In October 2011, WestEd and UC Berkeley’s Career Academy Support Network (CASN) received a three-year collaborative ITEST Strategies grant to improve learning and workforce development in science, technology, engineering, and math (STEM) and in information and communication technology (ICT)—especially for underserved students. The proposed strategy integrates the hands-on science pedagogy of the Global Learning and Observations to Benefit the Environment (GLOBE) program into the multi-year curriculum of the California green high school academies. The GLOBE California Academy Program (CAP) engages students in research related to climate change together with career development activities. Teachers are supported by professional development and other forms of support in career academies that focus on the growing renewable energy and clean technology workforce sector.

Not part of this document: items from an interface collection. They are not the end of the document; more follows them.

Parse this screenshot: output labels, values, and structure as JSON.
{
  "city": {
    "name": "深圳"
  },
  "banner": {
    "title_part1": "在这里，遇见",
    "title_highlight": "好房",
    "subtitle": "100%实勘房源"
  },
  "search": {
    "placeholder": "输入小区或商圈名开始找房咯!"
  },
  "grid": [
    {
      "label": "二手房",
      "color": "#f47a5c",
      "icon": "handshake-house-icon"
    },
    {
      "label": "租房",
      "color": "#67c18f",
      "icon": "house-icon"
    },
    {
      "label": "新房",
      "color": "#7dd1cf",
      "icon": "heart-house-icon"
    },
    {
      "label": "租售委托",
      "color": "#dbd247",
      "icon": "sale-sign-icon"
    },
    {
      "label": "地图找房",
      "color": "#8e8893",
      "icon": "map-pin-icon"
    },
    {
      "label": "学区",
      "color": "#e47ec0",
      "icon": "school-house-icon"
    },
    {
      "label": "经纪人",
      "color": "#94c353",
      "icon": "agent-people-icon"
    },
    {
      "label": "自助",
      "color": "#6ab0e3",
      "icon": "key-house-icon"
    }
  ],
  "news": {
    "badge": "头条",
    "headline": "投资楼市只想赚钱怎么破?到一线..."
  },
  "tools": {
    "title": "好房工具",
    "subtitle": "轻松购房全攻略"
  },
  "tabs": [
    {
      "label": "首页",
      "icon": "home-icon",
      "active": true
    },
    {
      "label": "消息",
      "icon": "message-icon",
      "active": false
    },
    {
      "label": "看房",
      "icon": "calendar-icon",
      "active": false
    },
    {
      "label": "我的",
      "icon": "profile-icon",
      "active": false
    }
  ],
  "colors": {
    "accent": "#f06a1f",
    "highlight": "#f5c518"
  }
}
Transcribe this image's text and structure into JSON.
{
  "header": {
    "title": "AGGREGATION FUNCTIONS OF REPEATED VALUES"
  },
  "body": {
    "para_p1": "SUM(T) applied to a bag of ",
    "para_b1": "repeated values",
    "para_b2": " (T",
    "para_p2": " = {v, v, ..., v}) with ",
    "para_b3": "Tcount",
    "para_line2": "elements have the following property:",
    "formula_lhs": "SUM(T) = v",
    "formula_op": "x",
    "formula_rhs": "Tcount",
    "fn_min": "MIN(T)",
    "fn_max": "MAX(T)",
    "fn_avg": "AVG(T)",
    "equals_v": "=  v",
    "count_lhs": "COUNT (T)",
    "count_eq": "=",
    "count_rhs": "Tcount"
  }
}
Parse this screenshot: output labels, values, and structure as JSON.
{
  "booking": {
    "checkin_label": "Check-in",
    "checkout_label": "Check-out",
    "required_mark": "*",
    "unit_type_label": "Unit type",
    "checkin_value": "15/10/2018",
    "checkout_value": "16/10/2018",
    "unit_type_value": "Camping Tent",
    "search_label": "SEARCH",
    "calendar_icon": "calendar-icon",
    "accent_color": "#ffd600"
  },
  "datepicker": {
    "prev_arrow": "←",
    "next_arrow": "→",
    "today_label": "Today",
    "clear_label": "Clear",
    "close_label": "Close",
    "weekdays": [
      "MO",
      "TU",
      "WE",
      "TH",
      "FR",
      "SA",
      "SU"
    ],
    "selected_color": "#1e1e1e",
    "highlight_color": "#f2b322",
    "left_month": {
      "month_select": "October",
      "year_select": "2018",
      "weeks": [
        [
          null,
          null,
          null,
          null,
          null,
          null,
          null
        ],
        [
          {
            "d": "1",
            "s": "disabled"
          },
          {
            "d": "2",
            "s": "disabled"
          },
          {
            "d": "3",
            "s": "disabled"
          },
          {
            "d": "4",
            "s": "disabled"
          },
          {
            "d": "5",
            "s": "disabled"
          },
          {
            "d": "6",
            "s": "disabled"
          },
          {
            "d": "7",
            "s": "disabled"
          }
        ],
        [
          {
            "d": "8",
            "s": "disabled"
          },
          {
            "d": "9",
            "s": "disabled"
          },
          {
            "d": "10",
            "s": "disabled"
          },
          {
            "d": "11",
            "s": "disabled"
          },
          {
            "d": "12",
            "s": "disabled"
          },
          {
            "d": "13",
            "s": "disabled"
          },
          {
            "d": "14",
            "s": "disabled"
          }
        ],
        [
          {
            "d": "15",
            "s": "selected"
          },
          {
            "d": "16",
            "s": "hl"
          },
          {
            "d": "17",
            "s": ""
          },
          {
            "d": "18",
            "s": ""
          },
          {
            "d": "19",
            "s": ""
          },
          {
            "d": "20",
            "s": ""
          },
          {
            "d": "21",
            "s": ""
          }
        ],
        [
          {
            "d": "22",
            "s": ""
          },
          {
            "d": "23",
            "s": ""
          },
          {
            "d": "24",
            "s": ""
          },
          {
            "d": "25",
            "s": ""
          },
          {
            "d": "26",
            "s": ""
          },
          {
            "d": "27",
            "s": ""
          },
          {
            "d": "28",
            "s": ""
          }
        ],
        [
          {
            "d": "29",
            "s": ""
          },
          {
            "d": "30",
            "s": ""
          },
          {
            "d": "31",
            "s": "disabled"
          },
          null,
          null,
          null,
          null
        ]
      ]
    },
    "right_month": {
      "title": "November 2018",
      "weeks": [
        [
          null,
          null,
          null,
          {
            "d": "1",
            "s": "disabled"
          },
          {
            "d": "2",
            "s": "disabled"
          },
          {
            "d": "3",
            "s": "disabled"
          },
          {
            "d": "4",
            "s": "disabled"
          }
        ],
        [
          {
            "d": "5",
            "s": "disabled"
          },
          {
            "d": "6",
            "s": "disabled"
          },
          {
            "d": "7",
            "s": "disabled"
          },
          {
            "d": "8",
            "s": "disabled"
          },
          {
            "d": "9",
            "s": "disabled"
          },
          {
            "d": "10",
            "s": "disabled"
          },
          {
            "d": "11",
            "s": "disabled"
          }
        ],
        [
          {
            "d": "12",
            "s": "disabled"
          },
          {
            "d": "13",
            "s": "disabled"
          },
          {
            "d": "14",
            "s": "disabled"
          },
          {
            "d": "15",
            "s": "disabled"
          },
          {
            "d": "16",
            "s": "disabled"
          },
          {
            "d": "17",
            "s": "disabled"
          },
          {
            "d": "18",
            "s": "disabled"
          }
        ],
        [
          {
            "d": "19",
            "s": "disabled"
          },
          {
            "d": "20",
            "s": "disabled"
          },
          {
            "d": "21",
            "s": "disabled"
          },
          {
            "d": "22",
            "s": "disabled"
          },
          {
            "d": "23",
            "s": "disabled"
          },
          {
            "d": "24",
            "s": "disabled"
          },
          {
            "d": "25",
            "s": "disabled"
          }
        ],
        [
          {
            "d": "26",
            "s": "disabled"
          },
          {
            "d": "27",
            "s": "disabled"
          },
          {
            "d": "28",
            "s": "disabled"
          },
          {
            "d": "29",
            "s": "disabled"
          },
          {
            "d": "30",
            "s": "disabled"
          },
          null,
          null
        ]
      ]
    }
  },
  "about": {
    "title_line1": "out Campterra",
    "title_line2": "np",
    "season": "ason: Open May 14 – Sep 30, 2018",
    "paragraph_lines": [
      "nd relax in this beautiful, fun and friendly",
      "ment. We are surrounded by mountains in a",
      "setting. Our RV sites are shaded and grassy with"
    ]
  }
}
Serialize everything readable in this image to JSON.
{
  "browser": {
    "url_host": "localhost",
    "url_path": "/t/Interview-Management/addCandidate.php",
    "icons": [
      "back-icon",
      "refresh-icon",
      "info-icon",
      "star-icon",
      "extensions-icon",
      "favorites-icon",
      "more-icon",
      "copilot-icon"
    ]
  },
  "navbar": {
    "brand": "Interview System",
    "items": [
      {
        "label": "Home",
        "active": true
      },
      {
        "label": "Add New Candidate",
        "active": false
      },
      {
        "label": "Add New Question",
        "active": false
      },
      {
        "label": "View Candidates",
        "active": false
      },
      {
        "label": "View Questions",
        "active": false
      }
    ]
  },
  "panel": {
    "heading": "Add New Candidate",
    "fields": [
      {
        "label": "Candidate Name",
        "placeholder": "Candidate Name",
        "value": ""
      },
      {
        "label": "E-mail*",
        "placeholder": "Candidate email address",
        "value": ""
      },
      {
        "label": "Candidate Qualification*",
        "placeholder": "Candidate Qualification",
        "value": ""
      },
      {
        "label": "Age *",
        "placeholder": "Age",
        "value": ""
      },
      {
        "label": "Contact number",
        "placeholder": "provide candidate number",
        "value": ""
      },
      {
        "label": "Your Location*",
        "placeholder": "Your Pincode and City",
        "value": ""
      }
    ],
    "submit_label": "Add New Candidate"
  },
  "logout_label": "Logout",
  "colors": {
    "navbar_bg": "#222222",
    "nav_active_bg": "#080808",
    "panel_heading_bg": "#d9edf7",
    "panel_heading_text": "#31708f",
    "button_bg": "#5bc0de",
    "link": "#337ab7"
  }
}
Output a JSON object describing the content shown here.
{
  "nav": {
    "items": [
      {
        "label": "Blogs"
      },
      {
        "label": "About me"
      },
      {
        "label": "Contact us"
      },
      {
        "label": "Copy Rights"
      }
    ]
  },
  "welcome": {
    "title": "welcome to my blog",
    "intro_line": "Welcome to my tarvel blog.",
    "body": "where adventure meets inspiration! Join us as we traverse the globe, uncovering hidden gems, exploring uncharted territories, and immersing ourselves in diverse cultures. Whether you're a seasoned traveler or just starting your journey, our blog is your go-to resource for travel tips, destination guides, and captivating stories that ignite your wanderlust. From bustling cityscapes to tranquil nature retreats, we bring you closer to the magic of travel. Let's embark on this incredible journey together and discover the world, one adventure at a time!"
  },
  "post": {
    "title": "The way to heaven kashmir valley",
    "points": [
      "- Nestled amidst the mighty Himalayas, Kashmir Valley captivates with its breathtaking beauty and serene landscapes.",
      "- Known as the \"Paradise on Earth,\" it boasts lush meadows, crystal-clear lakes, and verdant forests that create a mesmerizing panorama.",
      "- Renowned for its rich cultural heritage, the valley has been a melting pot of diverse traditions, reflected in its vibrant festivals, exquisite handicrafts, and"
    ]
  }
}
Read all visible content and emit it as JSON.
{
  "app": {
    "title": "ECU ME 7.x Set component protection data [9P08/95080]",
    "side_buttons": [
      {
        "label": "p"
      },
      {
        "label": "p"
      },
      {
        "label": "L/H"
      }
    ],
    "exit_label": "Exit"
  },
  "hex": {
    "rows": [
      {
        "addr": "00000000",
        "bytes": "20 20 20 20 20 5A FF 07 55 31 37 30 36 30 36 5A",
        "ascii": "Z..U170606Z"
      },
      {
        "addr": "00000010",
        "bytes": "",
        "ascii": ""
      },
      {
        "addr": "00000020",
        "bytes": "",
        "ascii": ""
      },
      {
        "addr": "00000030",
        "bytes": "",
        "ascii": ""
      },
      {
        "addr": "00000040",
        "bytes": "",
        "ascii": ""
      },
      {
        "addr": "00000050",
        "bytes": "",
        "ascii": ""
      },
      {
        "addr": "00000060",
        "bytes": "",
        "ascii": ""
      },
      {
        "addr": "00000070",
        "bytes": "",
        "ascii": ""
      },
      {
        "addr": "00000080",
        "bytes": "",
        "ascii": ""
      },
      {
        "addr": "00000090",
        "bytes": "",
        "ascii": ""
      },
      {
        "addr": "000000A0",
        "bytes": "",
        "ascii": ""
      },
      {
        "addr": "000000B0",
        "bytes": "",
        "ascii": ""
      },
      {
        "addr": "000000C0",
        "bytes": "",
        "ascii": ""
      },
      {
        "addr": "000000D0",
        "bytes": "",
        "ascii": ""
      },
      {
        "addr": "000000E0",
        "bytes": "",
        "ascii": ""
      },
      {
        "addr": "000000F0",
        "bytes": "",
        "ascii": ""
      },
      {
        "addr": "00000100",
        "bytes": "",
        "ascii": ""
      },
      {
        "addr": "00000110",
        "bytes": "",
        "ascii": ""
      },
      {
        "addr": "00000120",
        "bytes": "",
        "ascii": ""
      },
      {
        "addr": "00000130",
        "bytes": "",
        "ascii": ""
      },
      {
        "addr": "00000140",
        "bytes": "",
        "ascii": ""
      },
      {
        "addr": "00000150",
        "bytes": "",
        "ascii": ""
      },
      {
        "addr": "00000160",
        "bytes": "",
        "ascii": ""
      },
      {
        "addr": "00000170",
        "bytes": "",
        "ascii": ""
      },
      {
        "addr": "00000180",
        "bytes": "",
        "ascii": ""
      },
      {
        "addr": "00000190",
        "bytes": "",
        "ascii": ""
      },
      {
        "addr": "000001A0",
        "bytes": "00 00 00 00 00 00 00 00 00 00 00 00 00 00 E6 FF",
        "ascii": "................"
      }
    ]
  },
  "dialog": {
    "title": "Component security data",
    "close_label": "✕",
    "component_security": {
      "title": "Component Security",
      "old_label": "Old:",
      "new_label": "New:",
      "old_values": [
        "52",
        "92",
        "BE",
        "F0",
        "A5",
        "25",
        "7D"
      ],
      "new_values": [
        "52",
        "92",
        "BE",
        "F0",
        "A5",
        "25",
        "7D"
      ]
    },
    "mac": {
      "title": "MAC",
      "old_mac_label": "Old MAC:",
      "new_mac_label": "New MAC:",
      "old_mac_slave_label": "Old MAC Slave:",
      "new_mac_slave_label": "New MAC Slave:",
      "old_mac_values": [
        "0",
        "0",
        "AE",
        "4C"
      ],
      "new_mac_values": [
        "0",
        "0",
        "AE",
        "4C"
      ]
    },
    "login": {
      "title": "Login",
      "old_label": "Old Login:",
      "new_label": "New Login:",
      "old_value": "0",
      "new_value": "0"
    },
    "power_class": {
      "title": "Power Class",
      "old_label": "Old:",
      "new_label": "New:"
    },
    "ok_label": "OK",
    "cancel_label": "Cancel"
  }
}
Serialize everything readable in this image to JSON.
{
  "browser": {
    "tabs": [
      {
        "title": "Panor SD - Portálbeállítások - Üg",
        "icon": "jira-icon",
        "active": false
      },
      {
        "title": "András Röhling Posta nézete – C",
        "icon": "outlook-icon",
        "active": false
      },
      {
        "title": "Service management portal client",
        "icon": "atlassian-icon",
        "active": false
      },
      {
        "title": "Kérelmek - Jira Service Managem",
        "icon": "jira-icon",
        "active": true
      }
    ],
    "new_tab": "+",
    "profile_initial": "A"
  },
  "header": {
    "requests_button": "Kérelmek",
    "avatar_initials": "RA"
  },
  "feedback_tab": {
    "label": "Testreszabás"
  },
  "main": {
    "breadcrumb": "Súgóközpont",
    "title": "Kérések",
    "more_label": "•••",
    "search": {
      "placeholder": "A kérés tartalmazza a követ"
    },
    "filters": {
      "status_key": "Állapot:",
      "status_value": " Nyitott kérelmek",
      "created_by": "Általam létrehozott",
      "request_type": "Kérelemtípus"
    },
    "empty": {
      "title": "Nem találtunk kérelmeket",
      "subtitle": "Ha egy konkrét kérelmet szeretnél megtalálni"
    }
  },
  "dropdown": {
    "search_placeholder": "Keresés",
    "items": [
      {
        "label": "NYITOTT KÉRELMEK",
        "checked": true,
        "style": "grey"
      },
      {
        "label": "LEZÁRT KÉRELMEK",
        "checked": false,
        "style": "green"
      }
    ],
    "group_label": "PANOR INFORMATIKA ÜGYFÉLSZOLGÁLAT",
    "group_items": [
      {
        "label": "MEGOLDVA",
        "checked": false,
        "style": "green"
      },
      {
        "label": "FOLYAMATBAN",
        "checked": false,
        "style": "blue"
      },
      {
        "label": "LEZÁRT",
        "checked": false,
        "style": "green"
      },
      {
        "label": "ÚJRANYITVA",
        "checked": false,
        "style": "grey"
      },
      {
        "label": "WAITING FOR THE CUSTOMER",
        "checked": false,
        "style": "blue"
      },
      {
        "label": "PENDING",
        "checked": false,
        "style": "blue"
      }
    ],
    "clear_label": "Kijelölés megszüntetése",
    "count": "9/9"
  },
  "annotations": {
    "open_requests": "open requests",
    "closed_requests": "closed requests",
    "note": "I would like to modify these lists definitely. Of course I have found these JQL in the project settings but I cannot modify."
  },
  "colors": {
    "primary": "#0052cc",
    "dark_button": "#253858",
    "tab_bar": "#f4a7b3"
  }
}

Hands-on laboratory experiences, inquiry, and project-based learning have long been standard features of science education. GLOBE is an example. Project-based learning also can be part of a multi-disciplinary strategy to engage students and prepare them more effectively for college and careers. In career academies, students implement projects that both strengthen their science practices and connect the content and practices to students’ career aspirations. Further, integral to career academies are opportunities for students to engage in “work-based learning”—an extension of project-based learning beyond the classroom, linked to professional standards and transferable 21st century skills, and using employer or community interaction to engage students and intentionally promote learning and access to future educational and career opportunities (Darche, Bracco & Nayar 2009). The opportunity that the GLOBE initiative offers—for students to contribute to real science by using high-quality scientist-developed protocols and entering their data into an international database for scientific analysis—is consistent with this definition of work-based learning. Students not only learn, but they also produce outcomes of value to others beyond school. These kinds of experiences also activate adolescents’ developing sense of agency (Bandura 2006), which may produce further positive outcomes. Finally, the structure of academies, based on cohort scheduling over three years, offers coherence and continuity for students over time, supporting academic skill-building and both career and socio-emotional development from one grade to the next. This structure also allows for the embedding of multi-year initiatives. GLOBE CAP will build students’ knowledge and skill over a span of three years as follows:
- 9th and 10th grade: Students focus on collecting data using GLOBE protocols and learning activities, understand science from scientists, and gain exposure to the career path of a scientist through direct interaction.
- 11th grade: Students continue to collect data but, in addition, develop their analytical skills through data visualization and interpretation; begin collaboration with sister schools in other countries to build global awareness; and continue career exploration in STEM fields.
- 12th grade: Students continue to collect, interpret, and create visualizations of data but also explore the links to public policy and apply their knowledge and skill in a service-learning project or social enterprise in their local community.
In its first year, GLOBE CAP enrolled teachers and students; conducted needs assessments in order to customize teacher support; provided GLOBE training to teachers; built partnerships with key organizations, including the Chabot Space and Science Center, the UC Berkeley Departments of Chemistry and Earth and Planetary Science, and the GLOBE Program Office; placed college mentors in classrooms; created a three-year framework for student projects that embeds GLOBE data collection and activities; developed assessment tools; facilitated scientist visits to GLOBE classrooms; built internal and an external websites; and laid a foundation for future replicability. Six northern California high schools are participating in GLOBE CAP, including 19 teachers and over 300 students. GLOBE instrument shelters have been sited and student data collection is underway.
GLOBE CAP is currently undergoing a rigorous evaluation process that will track students’ course-taking patterns and grades in science, GLOBE-related science content knowledge, students’ science-related attitudes, and the development of an array of science practices and 21st century skills. It will also examine teacher facility with GLOBE protocols and science practices as well as programmatic outcomes.
A growing number of schools are implementing career academies as a high school reform model; there are currently over 7,000 academies nationwide. In addition, the demand for professional and technical workers in the renewable energy sector is likely to grow. Occupations in this sector, from installing and maintaining new energy technologies to conducting basic research, require knowledge and skills across several STEM disciplines. Implementation of GLOBE within California’s green academies will provide a proof of concept for more widespread implementation in California and across the country. Partnership with the GLOBE network, detailed documentation, and communication with national groups involved with STEM and career academies will help pave the way to broader replication.